■ Directions for this task
Filter the entries for the word "source". Copy each line that has it.

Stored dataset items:
------------------------------------------------------------------------

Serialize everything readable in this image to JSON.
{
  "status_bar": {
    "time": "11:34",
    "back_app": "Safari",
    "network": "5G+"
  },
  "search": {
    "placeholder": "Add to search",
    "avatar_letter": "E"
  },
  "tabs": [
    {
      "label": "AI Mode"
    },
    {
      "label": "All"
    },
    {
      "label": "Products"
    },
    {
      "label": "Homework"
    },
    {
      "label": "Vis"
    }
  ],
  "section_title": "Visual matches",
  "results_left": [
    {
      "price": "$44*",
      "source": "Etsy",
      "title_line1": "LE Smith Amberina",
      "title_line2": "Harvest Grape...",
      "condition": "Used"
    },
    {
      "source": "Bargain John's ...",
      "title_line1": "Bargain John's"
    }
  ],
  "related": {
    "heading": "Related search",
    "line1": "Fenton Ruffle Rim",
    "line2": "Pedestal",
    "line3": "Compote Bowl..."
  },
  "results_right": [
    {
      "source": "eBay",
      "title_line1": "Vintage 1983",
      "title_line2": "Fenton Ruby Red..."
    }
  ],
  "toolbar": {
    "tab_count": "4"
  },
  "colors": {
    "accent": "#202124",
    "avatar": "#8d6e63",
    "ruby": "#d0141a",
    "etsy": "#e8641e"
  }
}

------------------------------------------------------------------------

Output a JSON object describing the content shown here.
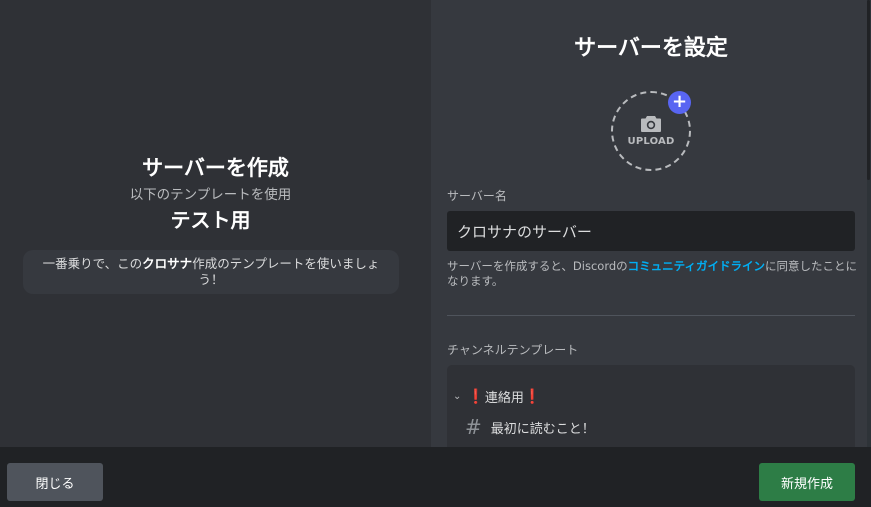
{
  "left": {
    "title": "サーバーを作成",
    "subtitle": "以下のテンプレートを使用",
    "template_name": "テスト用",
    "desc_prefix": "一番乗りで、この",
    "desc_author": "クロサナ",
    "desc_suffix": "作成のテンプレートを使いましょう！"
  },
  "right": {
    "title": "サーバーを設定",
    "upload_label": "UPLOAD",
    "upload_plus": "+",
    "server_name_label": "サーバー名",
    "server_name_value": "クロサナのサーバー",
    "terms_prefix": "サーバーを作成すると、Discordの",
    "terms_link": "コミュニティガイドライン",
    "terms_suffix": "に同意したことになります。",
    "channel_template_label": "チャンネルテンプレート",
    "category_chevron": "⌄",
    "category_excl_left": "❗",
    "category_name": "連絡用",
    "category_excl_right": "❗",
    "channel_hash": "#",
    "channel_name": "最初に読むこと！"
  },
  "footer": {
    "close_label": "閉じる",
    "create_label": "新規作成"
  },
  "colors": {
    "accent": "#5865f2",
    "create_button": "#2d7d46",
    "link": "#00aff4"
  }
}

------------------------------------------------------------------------

■ Answer to this problem
      "source": "Etsy",
      "source": "Bargain John's ...",
      "source": "eBay",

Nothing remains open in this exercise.